Trump’s “advice,” as entertaining as it may be, may not be that far off, and not just with regards to Zuckerberg. You don’t have to be a billionaire to need a prenuptial agreement before you tie the knot. In recent decades, people have increasingly waited until later in life to marry for the first time. Instead they have focused on attaining education and employment at a time in their lives when their parents were marrying (for the first time) with few personal assets. Many people now enter their first marriage in their late twenties and early thirties with an established career, retirement savings, and personal or real property. Moreover, many people today are now entering into their second, and yes, (speaking of Trump), their third marriage.
While prenuptial agreements are often dubbed an ‘unromantic’ way to begin a marriage, a properly drafted agreement can protect parties from much more than a complicated divorce. And let’s face it, the anticipation of divorce is the only reason for seeking a prenup, you should probably reconsider getting married.
Prenuptial agreements can protect the inheritance rights of children and grandchildren from previous marriages, and even set some basic ground rules for the marriage.
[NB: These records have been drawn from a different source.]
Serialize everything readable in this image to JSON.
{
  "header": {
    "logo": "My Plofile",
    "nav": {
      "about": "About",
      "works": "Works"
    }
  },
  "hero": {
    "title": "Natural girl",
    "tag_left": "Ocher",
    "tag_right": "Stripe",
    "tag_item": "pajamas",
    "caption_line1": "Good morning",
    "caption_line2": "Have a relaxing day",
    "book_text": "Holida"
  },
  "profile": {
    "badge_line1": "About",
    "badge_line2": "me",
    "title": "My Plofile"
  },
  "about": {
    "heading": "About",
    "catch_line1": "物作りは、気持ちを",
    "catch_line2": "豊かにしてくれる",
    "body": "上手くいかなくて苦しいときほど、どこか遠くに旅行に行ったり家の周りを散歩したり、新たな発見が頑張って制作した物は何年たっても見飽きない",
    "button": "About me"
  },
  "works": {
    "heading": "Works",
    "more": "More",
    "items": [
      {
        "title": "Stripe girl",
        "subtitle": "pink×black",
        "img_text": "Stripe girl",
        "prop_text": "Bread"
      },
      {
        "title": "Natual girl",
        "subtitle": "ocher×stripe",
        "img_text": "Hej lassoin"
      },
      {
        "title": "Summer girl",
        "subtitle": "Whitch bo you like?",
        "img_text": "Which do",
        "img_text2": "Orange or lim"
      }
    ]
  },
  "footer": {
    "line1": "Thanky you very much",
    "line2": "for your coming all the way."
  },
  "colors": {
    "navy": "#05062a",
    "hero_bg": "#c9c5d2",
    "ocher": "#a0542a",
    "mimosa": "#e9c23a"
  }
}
That being said, prenuptial agreements are not a necessary measure for every marriage. So how do you know if you need a prenup?
You should consider a prenuptial agreement if:
- You or your partner have children from a previous marriage
- You or your partner have a lot of debt
- One of you has significantly more money than the other party
- Either of you own a business, or if you are a partner in a business
- Either of you owns significant assets or property
- Either of you have been previously married
- One of you intends to support the other through college or professional school